The company was granted the patent on July 24 and received the rights to combine a real world picture with virtual skywritings that are associated with a mobile device's location. The idea is to make this a location-based service as a "virtual skywriting service" and will provide previously selected skywritings for the device's location.
There would be several interesting concepts for such an idea, for example to immediately combine skywritings with any location, but this is not explicitly part of the patent submitted in June 2011. The patent simply refers to two separate processes, in which skywritings are "authored" by users of mobile devices and then are submitted to a virtual skywriting service. Only when submitted and listed, the skywritings then become available for integration in a picture.
Of course, the first problem with such patents are that there is no real product that Microsoft is offering. The only virtual skywriter is the one published by OpenProcessing made available via GPL. It is rather unlikely that Microsoft had no idea about this basic approach and, even if it added a mobile and service component to it, it is an example of the strange patent world we live in.
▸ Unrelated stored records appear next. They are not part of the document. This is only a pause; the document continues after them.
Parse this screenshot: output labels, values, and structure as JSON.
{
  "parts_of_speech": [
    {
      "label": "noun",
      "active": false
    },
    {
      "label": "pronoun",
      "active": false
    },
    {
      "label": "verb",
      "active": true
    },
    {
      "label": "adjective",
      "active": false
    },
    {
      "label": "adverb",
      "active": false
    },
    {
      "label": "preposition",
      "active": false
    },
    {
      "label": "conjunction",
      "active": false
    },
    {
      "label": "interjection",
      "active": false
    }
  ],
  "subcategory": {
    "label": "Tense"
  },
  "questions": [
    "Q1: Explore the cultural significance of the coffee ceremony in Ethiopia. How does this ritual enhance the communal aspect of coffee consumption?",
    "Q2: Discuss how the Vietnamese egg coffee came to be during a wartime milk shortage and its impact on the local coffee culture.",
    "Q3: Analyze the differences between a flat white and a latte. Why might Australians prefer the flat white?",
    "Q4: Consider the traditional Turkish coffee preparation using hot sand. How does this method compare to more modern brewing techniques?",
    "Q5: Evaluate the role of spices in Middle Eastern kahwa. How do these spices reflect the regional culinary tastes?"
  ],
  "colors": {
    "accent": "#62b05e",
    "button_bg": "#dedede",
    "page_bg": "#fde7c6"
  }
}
Another controversy has been brought up by GeekWire, which got its hands on the patent about a month before it was granted, and noted that the patent itself includes a copyright violation. The patent includes an example virtual skywriting image that was taken from a real world skywriting patent, without attributing the image in any appropriate way. Of course, humans make mistakes, but this patent overall has a certain spot in the contest of the most useless patents of the year.